“…Now I give praise and thanks
for what could not be avoided
and for every foolhardy choice

I cherish my wounds and their cures
and the sweet enervations of bliss
My book is an open life…”

I opened email this morning and this excerpt from a James Broughton poem that I love—Having Come This Far—just leaped off the screen into my heart.  I love when that happens.  An invitation to seize the moment, sit right down, feel deeply and write.

This upcoming local offering, Undefended Heart, is right here in Sacramento October 4-6.  And there are still two scholarships available.  The name itself—Undefended Heart— pierces me, reminds me of my own journey.
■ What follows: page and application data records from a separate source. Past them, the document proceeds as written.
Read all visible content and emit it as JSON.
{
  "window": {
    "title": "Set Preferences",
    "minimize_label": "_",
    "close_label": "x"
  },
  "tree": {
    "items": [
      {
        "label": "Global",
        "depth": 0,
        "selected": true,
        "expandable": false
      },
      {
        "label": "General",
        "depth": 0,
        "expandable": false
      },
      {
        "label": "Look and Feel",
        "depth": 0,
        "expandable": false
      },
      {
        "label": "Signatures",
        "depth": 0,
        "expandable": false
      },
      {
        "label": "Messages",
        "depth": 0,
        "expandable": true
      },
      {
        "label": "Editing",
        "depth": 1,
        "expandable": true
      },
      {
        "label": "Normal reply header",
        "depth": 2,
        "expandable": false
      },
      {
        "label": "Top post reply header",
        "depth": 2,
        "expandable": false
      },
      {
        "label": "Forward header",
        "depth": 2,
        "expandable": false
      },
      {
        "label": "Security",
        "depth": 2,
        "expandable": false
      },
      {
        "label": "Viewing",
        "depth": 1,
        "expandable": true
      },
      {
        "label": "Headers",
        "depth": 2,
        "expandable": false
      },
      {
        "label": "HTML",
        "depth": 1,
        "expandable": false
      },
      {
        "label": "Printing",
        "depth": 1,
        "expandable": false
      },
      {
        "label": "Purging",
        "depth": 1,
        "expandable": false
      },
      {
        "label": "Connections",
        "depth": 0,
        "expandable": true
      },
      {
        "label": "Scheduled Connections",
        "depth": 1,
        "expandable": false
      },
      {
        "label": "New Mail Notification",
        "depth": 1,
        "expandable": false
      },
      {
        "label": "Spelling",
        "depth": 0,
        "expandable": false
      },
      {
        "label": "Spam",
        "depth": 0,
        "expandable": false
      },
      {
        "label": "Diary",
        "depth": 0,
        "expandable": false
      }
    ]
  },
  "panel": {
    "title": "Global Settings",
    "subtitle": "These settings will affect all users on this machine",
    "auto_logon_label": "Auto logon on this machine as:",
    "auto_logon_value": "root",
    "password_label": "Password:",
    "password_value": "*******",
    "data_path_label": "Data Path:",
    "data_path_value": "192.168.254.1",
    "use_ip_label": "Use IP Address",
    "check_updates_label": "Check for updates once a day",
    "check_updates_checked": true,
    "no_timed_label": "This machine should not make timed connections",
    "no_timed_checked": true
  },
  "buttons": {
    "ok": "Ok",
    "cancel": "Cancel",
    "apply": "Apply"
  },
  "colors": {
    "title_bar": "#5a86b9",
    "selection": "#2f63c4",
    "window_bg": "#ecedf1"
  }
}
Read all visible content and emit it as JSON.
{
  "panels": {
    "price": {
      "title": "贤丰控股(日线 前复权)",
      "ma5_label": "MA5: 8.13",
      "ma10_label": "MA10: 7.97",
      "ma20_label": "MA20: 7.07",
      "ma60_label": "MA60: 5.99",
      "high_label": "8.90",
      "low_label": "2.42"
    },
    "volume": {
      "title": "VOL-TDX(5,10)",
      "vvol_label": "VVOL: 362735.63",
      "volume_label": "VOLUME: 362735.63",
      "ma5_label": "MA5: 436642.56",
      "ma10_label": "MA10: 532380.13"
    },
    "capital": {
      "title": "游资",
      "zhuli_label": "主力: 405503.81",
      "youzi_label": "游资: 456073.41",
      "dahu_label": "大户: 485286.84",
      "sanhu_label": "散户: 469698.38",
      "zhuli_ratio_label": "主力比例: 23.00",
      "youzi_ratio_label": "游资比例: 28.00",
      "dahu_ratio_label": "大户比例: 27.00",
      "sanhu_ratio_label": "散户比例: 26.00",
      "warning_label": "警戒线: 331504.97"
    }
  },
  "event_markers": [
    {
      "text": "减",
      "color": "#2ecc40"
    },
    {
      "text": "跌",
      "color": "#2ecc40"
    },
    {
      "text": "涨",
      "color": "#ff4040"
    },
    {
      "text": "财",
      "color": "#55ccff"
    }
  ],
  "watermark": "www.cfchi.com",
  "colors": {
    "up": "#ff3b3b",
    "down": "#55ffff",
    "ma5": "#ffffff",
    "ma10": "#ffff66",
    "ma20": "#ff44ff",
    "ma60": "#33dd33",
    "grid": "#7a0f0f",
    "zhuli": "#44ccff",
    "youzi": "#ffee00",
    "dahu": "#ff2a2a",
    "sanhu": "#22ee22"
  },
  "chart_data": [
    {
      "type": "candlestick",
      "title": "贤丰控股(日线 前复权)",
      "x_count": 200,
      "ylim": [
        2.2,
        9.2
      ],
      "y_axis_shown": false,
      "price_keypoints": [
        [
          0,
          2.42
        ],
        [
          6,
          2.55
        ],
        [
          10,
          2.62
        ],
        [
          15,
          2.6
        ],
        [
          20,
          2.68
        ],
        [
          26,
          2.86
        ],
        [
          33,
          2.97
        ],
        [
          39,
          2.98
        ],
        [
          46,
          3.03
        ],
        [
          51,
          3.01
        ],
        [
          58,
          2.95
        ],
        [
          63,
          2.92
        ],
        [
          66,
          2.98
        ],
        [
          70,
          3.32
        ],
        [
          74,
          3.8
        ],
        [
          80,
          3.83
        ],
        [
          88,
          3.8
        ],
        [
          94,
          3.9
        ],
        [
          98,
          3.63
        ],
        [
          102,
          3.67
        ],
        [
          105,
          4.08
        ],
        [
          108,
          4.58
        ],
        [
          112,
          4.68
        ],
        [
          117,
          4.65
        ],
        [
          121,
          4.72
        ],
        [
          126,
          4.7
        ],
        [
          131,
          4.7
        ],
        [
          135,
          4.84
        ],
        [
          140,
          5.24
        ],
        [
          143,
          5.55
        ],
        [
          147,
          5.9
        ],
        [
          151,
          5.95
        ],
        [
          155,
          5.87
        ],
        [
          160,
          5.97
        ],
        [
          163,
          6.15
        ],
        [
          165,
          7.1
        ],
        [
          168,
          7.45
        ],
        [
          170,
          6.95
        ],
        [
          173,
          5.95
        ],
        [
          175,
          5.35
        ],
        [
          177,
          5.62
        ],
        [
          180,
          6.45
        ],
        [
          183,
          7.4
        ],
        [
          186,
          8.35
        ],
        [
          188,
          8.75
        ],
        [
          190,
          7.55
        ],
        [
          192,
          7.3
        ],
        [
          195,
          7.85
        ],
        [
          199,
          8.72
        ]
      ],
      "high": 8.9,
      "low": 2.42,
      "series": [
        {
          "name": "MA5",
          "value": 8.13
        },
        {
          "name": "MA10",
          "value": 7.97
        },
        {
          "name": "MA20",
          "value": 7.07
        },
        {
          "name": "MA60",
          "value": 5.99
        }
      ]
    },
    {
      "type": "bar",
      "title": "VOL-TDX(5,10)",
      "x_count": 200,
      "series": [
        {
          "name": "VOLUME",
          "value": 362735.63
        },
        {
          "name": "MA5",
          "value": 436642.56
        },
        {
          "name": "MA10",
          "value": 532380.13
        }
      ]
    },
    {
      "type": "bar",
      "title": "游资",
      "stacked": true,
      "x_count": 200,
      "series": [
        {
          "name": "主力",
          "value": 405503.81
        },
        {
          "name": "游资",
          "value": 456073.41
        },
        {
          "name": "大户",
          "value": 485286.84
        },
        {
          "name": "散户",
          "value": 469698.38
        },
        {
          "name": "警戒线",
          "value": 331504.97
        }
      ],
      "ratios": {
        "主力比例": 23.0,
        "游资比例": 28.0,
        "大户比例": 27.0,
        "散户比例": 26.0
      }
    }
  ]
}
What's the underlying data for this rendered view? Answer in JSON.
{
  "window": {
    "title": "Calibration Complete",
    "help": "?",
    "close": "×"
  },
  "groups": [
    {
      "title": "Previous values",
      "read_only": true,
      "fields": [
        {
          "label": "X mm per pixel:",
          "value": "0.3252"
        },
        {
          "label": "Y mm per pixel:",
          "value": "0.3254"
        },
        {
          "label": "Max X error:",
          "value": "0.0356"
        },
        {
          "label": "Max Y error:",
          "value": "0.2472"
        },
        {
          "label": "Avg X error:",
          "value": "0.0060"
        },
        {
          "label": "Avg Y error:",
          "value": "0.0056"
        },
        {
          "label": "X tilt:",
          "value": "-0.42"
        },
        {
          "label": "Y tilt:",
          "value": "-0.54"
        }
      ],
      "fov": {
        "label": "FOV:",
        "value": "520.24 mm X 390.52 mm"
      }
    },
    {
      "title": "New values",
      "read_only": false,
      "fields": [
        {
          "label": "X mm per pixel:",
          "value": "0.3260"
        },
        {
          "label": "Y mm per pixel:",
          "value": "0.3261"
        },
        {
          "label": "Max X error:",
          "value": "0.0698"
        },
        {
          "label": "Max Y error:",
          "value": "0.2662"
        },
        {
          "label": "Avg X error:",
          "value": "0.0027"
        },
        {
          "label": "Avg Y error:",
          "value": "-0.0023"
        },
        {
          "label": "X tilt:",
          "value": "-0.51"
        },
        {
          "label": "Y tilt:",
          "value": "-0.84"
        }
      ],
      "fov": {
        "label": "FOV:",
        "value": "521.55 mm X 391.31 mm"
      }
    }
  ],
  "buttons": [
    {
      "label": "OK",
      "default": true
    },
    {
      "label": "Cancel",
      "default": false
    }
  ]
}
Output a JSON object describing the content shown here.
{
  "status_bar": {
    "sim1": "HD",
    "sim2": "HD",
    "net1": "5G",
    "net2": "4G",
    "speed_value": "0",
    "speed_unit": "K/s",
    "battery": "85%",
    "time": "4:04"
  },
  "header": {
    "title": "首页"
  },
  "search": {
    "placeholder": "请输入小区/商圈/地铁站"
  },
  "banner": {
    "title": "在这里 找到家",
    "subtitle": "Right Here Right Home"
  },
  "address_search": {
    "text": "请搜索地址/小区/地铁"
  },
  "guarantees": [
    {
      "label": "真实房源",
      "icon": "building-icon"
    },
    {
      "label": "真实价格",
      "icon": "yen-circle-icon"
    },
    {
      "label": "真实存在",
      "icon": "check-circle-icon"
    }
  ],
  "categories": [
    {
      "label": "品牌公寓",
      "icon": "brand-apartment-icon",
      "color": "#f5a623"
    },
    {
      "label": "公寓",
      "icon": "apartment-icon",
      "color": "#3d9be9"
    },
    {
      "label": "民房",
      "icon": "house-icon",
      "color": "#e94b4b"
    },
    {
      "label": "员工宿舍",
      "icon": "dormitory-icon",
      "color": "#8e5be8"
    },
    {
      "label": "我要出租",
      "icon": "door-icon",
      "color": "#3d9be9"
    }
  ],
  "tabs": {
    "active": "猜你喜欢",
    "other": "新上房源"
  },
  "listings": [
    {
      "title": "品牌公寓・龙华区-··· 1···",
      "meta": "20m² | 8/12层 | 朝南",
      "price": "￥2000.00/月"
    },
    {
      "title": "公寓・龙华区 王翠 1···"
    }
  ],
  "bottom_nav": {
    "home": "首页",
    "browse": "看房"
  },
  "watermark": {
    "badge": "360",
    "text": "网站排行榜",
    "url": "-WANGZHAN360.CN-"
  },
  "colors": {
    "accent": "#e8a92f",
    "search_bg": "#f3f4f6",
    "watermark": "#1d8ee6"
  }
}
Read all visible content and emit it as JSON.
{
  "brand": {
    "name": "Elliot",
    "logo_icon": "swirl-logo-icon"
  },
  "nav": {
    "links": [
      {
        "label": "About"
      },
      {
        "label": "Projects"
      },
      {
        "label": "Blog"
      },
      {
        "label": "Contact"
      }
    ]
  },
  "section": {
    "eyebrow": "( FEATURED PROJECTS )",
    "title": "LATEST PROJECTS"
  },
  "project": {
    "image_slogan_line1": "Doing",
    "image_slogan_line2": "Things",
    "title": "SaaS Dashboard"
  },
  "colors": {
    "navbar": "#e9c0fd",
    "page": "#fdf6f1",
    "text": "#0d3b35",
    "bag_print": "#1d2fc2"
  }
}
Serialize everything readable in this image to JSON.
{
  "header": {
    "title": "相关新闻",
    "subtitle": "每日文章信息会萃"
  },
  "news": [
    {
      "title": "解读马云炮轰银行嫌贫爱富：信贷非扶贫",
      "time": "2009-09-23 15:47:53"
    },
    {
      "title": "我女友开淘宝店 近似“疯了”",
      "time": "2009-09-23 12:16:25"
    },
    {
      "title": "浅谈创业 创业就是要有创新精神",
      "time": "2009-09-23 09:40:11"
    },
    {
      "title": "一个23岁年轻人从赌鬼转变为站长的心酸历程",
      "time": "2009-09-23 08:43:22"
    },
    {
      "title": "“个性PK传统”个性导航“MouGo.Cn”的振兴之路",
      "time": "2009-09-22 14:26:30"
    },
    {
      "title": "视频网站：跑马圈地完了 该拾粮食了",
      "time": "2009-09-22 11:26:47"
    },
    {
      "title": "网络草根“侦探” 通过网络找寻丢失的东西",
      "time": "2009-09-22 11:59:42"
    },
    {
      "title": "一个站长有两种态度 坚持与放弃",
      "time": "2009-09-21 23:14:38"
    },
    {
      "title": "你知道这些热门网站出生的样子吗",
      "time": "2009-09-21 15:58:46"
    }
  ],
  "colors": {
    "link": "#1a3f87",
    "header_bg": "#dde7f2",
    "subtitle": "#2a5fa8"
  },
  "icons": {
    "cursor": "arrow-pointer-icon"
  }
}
Because in my 40s—in the midst of raising two kids, moving through middle-age marriage, starting my own clinical practice—I somehow managed to squeeze in weekly therapeutic counseling. I hold this clinical practice in high regard.  It truly helped me understand the roots of my behavior.  An intellectual handle on why I sometimes acted in ways that mystified me.  Why numbness was sometimes my most available go-to emotion. It all began to make sense.  Here’s the deal.  That understanding, as revealing as it was, did not translate much into actual personal change. In fact, this new level of self-awareness often made my reality frustrating.  To know why we are behaving certain ways and to continue the same pattern….well, maybe you know what I’m talking about.

At fifty, in a random stroke of fate, I fell into 5Rhythms practice. The practice has a whole landscape of deep dive workshops—Heartbeat, Cycles, Mirrors.  After a year of dancing, I dove in, took my first Heartbeat workshop at Esalen.  Within a couple days the extent of work necessary to make a real-time personal shift became quite clear.   I sought out the teacher that week and shared this daunting revelation. Told her I didn’t think I could possibly live long enough to peel away what I had glimpsed—the entrenched layers around my crusty old heart. She looked at me, clear as a bell, and said, “What else are you doing?”

I am forever grateful for her guidance and encouragement.  Moving and feeling is very different than talking and feeling.  I began to embody the potent library of human emotion—panic and despair, joy and dread, sorrow and bliss, rage and compassion, love and contempt—in my bones, my blood, my breath.  Once I began to dance the expression of what had its roots in couch counseling…things really did start to change. Not quickly, but steadily, drop by embodied drop.  “…Now I give praise and thanks for what could not be avoided and for every foolhardy choice.  I cherish my wounds and their cures and the sweet enervations of bliss.  My book is an open life…”

It has been nearly twenty years now. There are people in my life who have witnessed this shift. Back then I never imagined teaching this practice. But the magic it manifested in my life became medicine I wanted to hold space for. I have danced in many far-off places but here’s what I know: when we do this type of tending practice in the lap of our own community it is exponentially transformative.  I have danced with the teacher for this local offering, Davida Taurek , as long as I’ve danced this practice. She is a kindred warrior spirit…we have softened together over the years. I am really looking forward to moving out there with you Sacramento…there are always more layers to peel away on our way to living with an undefended heart.

Love, bella